13 Providing feedback through an annual report that enables us to make improvements for the future. The external examiner reports for this programme are located on the UEL virtual learning environment (Moodle) on the school notice board under the section entitled External Examiner Reports & Responses. External examiner reports can also be accessed under the Quality Assurance and Enhancement section of ICMP s internal virtual learning environment. You can also view a list of the external examiners for the UEL School by clicking on the link below.

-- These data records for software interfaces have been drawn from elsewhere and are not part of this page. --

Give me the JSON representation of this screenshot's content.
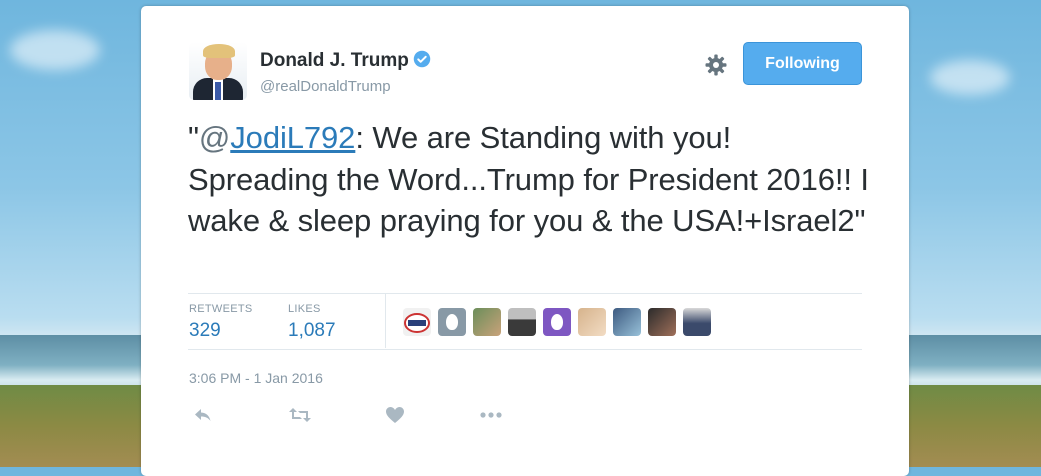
{
  "user": {
    "name": "Donald J. Trump",
    "handle": "@realDonaldTrump",
    "verified": true
  },
  "follow_button": {
    "label": "Following"
  },
  "tweet": {
    "open_quote": "\"",
    "mention_at": "@",
    "mention_user": "JodiL792",
    "body": ": We are Standing with you! Spreading the Word...Trump for President 2016!! I wake & sleep praying for you & the USA!+Israel2\""
  },
  "stats": {
    "retweets_label": "RETWEETS",
    "retweets_value": "329",
    "likes_label": "LIKES",
    "likes_value": "1,087"
  },
  "liked_by_avatars": [
    "avatar-1",
    "avatar-2",
    "avatar-3",
    "avatar-4",
    "avatar-5",
    "avatar-6",
    "avatar-7",
    "avatar-8",
    "avatar-9"
  ],
  "timestamp": "3:06 PM - 1 Jan 2016",
  "actions": [
    "reply-icon",
    "retweet-icon",
    "like-icon",
    "more-icon"
  ],
  "colors": {
    "accent": "#55acee",
    "link": "#2b7bb9",
    "text": "#292f33",
    "muted": "#8899a6",
    "divider": "#e1e8ed"
  }
}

Listening to the views of students The following methods for gaining student feedback are used on this programme: Module evaluations (e-survey) Course evaluations (e-survey) Student representation on programme committees (meeting each semester) Academic Programme committee (meeting annually) Suggestions box Students are notified of the action taken through: Publishing the minutes of the Student Rep meeting on the student website Providing details on the programme notice board Listening to the views of others The following methods are used for gaining the views of other interested parties: Annual student satisfaction questionnaire Questionnaires to former students Where to find further information Further information about this programme is available from: The UEL web site (http://www.uel.ac.uk) The student handbook (www.icmpstudent.co.uk) Module study guides (www.icmpstudent.co.uk) UEL Manual of General Regulations UEL Quality Manual Regulations for the Academic Framework School web pages (www.icmp.co.uk)